This is a cross-sectional study within an ethnically diverse population with type 2 diabetes from 16 US centers (the Look AHEAD study) to correlate eating patterns with BMI and to describe the most common weight-control strategies in patients with type 2 diabetes.

“Intentional weight loss is recommended for those with type 2 diabetes, but the strategies patients attempt and their effectiveness for weight management are unknown,” write Hollie A. Raynor, PhD, RD, from the Brown Medical School/The Miriam Hospital in Providence, Rhode Island, and colleagues from the Look AHEAD Research Group. “In this investigation we describe intentional weight loss strategies used and those related to BMI in a diverse sample of overweight participants with type 2 diabetes at enrollment in the Look AHEAD. . . clinical trial.”

Study Highlights

  • The Look AHEAD study included 5145 patients aged 45 to 74 years with type 2 diabetes with a BMI of 25 kg/m2 or more (or 27 kg/m2 or more for those receiving insulin), with 33% of participants from ethnic minority groups.
  • Excluded from this analysis were those with inadequate control of diabetes and with underlying diseases that influenced lifespan.
  • Weight-control practices included a list of 23 behaviors that participants chose from, expressed as a percentage of participants using each practice and duration of use of each practice, up to 52 weeks.
  • Those who self-weighed weekly had a lower BMI (35.3 kg/m2) vs those who weighed themselves once a month.
  • Those who consumed 6 or more breakfasts weekly had a lower BMI of 35.6 kg/m2 vs those who consumed 3 to 6 days per week (36.7 kg/m2).
  • Overall, participants consumed 1.9 fast-food meals per week.
  • BMI was 35.1 kg/m2 for those reporting no fast food per week vs 36.9 for those reporting 3 or more fast-food meals per week.
  • The 3 most prevalent weight-control practices by duration of use were increasing fruit and vegetable intake, cutting out sweets and junk foods, and reducing consumption of high-carbohydrate foods, with duration of practice from 20.3 to 26.5 weeks.
  • Overall, a larger amount of intentional weight loss, self-weighing less than once weekly, and more fast-food meals consumed were associated with a higher BMI, whereas consuming more breakfasts was associated with a lower BMI.

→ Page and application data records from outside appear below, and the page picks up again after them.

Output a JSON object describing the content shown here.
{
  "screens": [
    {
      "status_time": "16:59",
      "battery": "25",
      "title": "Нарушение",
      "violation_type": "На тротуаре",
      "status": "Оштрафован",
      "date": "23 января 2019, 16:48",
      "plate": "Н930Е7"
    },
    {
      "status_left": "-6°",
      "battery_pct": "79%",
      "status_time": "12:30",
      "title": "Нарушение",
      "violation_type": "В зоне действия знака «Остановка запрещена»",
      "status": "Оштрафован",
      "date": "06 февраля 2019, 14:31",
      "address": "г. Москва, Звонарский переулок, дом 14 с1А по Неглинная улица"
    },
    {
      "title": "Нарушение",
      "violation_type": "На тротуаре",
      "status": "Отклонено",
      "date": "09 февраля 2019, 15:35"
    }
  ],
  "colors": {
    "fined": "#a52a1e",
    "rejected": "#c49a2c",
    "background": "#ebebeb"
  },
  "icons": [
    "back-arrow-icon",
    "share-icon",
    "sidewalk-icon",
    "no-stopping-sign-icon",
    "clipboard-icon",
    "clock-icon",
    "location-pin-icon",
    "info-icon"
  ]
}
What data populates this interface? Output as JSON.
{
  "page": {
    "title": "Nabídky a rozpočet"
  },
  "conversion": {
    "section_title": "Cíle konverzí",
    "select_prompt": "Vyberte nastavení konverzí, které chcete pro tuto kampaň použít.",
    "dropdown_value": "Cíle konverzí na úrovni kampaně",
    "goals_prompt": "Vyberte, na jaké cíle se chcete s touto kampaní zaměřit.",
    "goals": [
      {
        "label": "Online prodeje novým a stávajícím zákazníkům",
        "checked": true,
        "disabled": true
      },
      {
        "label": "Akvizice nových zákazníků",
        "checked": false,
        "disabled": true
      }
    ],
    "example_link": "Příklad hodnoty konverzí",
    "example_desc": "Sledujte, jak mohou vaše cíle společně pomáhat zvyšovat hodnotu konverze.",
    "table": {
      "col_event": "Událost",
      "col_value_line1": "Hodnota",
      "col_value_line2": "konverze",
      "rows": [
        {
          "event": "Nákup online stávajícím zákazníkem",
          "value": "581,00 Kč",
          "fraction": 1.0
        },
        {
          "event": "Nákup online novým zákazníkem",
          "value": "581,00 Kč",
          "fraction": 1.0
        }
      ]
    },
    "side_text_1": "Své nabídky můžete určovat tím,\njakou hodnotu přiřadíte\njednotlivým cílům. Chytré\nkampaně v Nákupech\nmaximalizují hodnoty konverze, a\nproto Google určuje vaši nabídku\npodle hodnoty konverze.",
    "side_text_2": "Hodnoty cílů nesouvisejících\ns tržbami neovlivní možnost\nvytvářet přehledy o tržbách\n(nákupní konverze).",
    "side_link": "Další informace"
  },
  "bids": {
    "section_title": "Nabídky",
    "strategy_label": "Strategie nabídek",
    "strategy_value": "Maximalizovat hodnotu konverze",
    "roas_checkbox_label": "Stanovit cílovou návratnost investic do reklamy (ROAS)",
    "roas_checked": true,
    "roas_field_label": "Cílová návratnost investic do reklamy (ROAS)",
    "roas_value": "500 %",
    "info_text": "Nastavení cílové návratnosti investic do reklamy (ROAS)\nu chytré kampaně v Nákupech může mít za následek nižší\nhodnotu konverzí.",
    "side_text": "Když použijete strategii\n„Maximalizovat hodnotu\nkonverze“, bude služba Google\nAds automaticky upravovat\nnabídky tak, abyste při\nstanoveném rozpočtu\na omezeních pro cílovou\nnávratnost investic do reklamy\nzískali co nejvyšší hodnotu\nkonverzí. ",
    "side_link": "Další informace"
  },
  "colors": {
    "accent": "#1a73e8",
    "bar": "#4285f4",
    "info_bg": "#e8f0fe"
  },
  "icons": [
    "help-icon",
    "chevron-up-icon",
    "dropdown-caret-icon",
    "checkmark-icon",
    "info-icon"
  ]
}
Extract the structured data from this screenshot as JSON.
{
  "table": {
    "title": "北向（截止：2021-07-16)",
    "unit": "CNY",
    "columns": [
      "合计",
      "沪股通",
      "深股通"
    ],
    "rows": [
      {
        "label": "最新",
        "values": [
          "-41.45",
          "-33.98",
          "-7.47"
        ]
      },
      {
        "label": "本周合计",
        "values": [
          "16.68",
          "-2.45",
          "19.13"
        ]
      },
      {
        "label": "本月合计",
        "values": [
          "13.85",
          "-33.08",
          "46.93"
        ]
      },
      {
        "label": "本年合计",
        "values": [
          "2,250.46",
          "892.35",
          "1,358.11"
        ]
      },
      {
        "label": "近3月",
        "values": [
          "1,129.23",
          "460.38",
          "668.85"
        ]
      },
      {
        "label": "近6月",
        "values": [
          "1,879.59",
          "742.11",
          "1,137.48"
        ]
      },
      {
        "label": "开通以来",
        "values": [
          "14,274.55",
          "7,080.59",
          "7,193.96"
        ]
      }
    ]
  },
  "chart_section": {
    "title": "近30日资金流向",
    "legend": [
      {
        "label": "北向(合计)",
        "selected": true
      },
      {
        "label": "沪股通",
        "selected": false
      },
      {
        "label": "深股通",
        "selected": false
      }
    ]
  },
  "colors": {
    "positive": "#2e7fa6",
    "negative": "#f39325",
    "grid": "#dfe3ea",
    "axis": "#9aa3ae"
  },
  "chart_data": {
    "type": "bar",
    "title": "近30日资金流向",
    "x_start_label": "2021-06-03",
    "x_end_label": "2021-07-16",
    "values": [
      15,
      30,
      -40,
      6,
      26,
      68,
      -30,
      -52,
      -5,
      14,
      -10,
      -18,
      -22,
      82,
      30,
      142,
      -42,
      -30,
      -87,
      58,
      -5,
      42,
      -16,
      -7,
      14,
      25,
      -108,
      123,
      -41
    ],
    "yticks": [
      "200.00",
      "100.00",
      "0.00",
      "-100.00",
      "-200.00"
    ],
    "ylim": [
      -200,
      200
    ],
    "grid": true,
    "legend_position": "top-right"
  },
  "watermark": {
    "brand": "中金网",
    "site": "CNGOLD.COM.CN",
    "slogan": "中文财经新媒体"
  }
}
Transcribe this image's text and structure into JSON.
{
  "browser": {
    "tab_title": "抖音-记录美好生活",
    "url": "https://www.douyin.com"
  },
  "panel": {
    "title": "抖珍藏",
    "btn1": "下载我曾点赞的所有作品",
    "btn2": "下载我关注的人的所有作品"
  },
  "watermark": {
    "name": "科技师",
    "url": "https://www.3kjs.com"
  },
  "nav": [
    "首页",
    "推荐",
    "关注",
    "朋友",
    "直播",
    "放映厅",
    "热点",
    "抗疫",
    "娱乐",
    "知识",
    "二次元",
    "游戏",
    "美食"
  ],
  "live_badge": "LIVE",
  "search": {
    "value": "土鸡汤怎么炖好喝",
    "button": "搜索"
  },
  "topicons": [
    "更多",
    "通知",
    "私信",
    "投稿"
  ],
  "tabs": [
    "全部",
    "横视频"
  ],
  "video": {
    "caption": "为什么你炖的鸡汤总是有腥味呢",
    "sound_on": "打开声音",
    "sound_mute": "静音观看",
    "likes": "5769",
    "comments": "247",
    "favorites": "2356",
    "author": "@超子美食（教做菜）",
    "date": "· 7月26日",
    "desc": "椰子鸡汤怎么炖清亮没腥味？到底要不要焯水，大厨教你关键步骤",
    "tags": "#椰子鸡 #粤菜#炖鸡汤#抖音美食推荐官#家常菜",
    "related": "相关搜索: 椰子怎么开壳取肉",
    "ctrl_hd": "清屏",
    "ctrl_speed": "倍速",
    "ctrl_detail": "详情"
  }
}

What does 200 Calories look like?

July 9, 2008

Click here to see many examples of what 200 Calories looks like. This is a great set of photos, thanks to Joe AverageFor another set of amazing photos, click here (you won’t forget these).

“I’m going to get healthy, starting tomorrow!”

July 7, 2008

I have been putting off blogging, so procrastination seems like an appropriate topic. Procrastination is a major reason we may fail to adopt healthy behaviors we know will help us. A recent discussion on NPR led me to this very useful site which summarizes research on procrastination and offers many suggestions for overcoming it.  For example, Dr. Timothy Pychyl has found that people (especially women) who are able to forgive themselves for procrastinating are then able to move on and accomplish their goal(s).  Self-forgiveness is therefore an important coping mechanism for those of us who delay starting a project (or avoid finishing it).  Also, research suggests that whether we are a healthy “self-oriented” perfectionist or a less healthy “socially-prescribed” one has a lot to do with how much we tend to procrastinate:

Not only do individuals who report higher socially-prescribed perfectionism procrastinate more, but individuals who are described as self-oriented perfectionists actually procrastinate less than non-perfectionists! Clearly, at least in terms of procrastination, there are adaptive and maladaptive forms of perfectionism.

Here is a test to see how much of a perfectionist you are; it takes about 30 minutes to do, is scored online, and gives you some indication about what sub-type you are (but you will have to pay to get more detailed information).